───── Data listing

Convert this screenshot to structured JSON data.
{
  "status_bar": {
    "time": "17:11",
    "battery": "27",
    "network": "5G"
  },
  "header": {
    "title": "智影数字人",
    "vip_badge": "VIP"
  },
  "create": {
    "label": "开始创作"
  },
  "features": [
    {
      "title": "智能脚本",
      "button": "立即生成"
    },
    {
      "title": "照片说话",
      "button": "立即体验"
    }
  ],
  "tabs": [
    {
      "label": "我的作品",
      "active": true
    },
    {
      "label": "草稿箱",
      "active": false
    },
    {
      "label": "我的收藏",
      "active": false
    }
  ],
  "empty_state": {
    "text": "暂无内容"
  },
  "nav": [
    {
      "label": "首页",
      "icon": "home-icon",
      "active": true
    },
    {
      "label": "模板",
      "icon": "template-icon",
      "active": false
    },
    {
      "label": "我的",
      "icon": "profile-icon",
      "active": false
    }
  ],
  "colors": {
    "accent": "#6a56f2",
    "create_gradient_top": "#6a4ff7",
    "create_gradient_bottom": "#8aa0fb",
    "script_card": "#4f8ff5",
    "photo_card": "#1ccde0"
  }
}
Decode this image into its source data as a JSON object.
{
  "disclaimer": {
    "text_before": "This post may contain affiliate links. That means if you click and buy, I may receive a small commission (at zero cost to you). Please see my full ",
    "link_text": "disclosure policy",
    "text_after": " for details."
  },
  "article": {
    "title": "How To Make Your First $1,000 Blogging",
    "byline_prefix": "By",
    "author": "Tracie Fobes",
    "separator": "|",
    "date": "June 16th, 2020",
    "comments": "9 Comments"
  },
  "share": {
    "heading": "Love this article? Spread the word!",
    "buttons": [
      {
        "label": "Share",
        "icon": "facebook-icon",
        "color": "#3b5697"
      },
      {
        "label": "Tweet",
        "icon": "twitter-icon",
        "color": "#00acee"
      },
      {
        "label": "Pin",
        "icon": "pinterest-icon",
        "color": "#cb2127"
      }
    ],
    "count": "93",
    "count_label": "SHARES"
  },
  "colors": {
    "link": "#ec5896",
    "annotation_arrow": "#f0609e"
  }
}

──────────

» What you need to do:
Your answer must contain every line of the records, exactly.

» Output of the exercise:
Convert this screenshot to structured JSON data.
{
  "status_bar": {
    "time": "17:11",
    "battery": "27",
    "network": "5G"
  },
  "header": {
    "title": "智影数字人",
    "vip_badge": "VIP"
  },
  "create": {
    "label": "开始创作"
  },
  "features": [
    {
      "title": "智能脚本",
      "button": "立即生成"
    },
    {
      "title": "照片说话",
      "button": "立即体验"
    }
  ],
  "tabs": [
    {
      "label": "我的作品",
      "active": true
    },
    {
      "label": "草稿箱",
      "active": false
    },
    {
      "label": "我的收藏",
      "active": false
    }
  ],
  "empty_state": {
    "text": "暂无内容"
  },
  "nav": [
    {
      "label": "首页",
      "icon": "home-icon",
      "active": true
    },
    {
      "label": "模板",
      "icon": "template-icon",
      "active": false
    },
    {
      "label": "我的",
      "icon": "profile-icon",
      "active": false
    }
  ],
  "colors": {
    "accent": "#6a56f2",
    "create_gradient_top": "#6a4ff7",
    "create_gradient_bottom": "#8aa0fb",
    "script_card": "#4f8ff5",
    "photo_card": "#1ccde0"
  }
}
Decode this image into its source data as a JSON object.
{
  "disclaimer": {
    "text_before": "This post may contain affiliate links. That means if you click and buy, I may receive a small commission (at zero cost to you). Please see my full ",
    "link_text": "disclosure policy",
    "text_after": " for details."
  },
  "article": {
    "title": "How To Make Your First $1,000 Blogging",
    "byline_prefix": "By",
    "author": "Tracie Fobes",
    "separator": "|",
    "date": "June 16th, 2020",
    "comments": "9 Comments"
  },
  "share": {
    "heading": "Love this article? Spread the word!",
    "buttons": [
      {
        "label": "Share",
        "icon": "facebook-icon",
        "color": "#3b5697"
      },
      {
        "label": "Tweet",
        "icon": "twitter-icon",
        "color": "#00acee"
      },
      {
        "label": "Pin",
        "icon": "pinterest-icon",
        "color": "#cb2127"
      }
    ],
    "count": "93",
    "count_label": "SHARES"
  },
  "colors": {
    "link": "#ec5896",
    "annotation_arrow": "#f0609e"
  }
}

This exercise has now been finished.